Recommendations from the Office of Tax Simplification

Earlier this month the Office of Tax Simplification (OTS) published the second report on its Inheritance Tax Review. The first report was all about procedures, such as form filling and submission, but this second report has put forward recommendations for the actual tax. It’s long with 107 pages covering exemptions, gifts, business and agricultural reliefs, life insurance and anti-avoidance legislation. Far too much for me to precis in one go, so I will concentrate on a few points that have caught my eye.

The seven year rule – This well-known – though often misinterpreted – exemption says that if I give you, say, £100,000 (after I’ve already given away the Nil Rate Band (more on that later)) and I live for the next seven years, there would be no IHT to pay. But if I died before the seven years are up, you, as the recipient of my generosity, might not thank me, since you would have to pay up to £40,000 to HMRC. There is a taper that reduces the amount of tax payable in the last four years, but in reality the amount of tax collected from these last few years is negligible. So the OTS has recommended reducing the gifting period to five years and scrapping the taper.

This is a genuine simplification but it does introduce a ‘cliff edge’. In the above example, if I were to die after 4 years, 51 weeks and a few days, you would have to pay £40,000, but if I died a couple of days later there would be none to pay.

Gift Allowances – There are numerous gift allowances and these can be rather complicated. First of all there’s the annual gift allowance. This says you can give up to £3,000 a year free of IHT, and if you haven’t used the allowance in one year you can carry it over to the next, so up to £6,000 can be given away in one year. By the way, that’s £3,000 in total not £3,000 each to different people.

Then we have gifts in consideration of marriage and civil partnership (that’s too long-winded, I’m just going to call it the marriage allowance). Parents can give up to £5,000 (and that’s each parent, so £20,000 from all four Mums and Dads) and grandparents can give £2,500 each. Anyone else can make wedding gifts of up to £1,000.

As a brief aside, I’m reminded of the article I wrote in May that looked at the effects of inflation. The marriage allowance hasn’t changed since it was introduced in 1975. The average house in 1975 cost £10,388* , so one set of parents could have given their marrying child a new house as a wedding present. Today, the same marriage allowance would buy 4.6% of the average house…..the broom cupboard perhaps.

Finally, there is the small gifts allowance. You can give up to £250 each to any number of individuals. It’s there to avoid the need to report every single Christmas and Birthday present. If I was feeling generous I could give £250 each to 10 friends. I could also give £3,000 to an eleventh friend using the annual allowance, but I could not give him £3,250. If I did, £250 would be subject to the 7 year rule, unless he was getting married in which case I could give him, £4,000, but not £4,250.

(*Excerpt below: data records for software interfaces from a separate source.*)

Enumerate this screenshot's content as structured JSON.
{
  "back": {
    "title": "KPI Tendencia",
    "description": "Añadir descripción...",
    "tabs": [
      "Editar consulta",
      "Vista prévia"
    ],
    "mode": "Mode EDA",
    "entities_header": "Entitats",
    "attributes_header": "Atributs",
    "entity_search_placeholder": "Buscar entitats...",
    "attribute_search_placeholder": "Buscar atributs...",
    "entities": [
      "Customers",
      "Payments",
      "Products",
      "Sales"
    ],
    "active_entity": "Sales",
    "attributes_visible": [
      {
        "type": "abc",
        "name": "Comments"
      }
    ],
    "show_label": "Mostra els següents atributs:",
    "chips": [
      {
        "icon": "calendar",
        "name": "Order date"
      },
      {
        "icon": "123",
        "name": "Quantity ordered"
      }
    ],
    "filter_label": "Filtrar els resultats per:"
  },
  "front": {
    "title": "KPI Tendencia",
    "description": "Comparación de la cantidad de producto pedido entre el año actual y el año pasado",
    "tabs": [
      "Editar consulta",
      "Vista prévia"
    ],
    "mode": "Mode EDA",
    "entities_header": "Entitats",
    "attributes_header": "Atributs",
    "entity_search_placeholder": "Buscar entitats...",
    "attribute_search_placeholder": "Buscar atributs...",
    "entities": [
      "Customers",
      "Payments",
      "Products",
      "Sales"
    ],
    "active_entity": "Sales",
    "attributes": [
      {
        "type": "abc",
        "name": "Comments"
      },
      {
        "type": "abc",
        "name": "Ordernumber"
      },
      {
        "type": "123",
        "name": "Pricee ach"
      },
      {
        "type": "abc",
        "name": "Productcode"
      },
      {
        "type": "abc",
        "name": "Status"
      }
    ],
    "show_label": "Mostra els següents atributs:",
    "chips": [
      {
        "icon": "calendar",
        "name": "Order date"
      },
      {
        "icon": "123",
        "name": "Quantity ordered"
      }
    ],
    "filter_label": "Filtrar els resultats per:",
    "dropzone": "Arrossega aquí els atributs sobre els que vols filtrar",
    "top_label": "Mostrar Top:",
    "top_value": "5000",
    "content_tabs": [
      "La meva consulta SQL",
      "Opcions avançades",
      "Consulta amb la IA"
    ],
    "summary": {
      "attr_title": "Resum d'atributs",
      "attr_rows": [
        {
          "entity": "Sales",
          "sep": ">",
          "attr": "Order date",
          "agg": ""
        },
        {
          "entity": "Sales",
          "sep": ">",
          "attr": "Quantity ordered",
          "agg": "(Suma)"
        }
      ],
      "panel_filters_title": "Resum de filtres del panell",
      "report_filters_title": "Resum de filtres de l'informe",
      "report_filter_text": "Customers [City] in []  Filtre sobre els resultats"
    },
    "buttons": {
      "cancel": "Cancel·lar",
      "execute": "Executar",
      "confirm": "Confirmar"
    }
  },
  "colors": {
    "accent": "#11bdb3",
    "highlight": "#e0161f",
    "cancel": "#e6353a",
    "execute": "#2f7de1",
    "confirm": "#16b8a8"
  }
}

See, I told you it was complicated, especially the interaction between each of the gift allowances and the other IHT allowances (the 14-year rule anyone?). So the OTS has suggested replacing the annual and marriage allowances with a single ‘personal gifts allowance’ and has suggested reviewing the level of the small gifts allowance.

Other IHT-efficient gifts include to charities; for the nation; for family maintenance; of land to housing associations; and to political parties (no comment), but I’ll leave those to one side for now.

Nil Rate Band – This is another well-known exemption the application of which is often misinterpreted. It’s commonly known that the first £325,000 of an estate is exempt from IHT. It has been frozen since 2009 and would be around £423,000 today if standard inflationary increases had been applied over the last 10 years. But it is the interaction with the seven-year rule that is often misunderstood.

Where a gift over the annual allowances has been made, this gift is set against the Nil Rate Band first, and ‘uses up’ the NRB for the whole seven year period. This can have rather unpleasant and unintended consequences. The example given by the OTS illustrates this very well:

Nasty – Claire might need to have words with her brother, but what if he’s already spent all his gift?

The OTS has put forward a recommendation that the NRB should no longer be allocated to lifetime gifts in chronological order but allocated proportionately, and that any Inheritance Tax due in relation to lifetime gifts to individuals should be payable by the estate. That would mean both James and Claire keeping their full gift and the rest of Sarah’s estate paying the IHT, unless there wasn’t enough in the estate in which case James and Claire would each pay a fair amount.

Of course, all of the above is simply part of a review which puts forward recommendations to the Government. How many of those recommendations will be adopted and in what form we cannot know, nor indeed when. There are some genuinely reforming recommendations in the report that, were they all to be taken up, would bring significant change. But, for now, it’s a game of wait and see. In the meantime, if you’re thinking of making gifts for IHT purposes, may I urge you to seek advice first. As the OTS has shown there are many pitfalls for the unwary.

*Nationwide UK House Prices Survey

Philip Chandler FPFS, CFPTM, Chartered MCSI

Chair of Aspinalls Technical and Investment Committee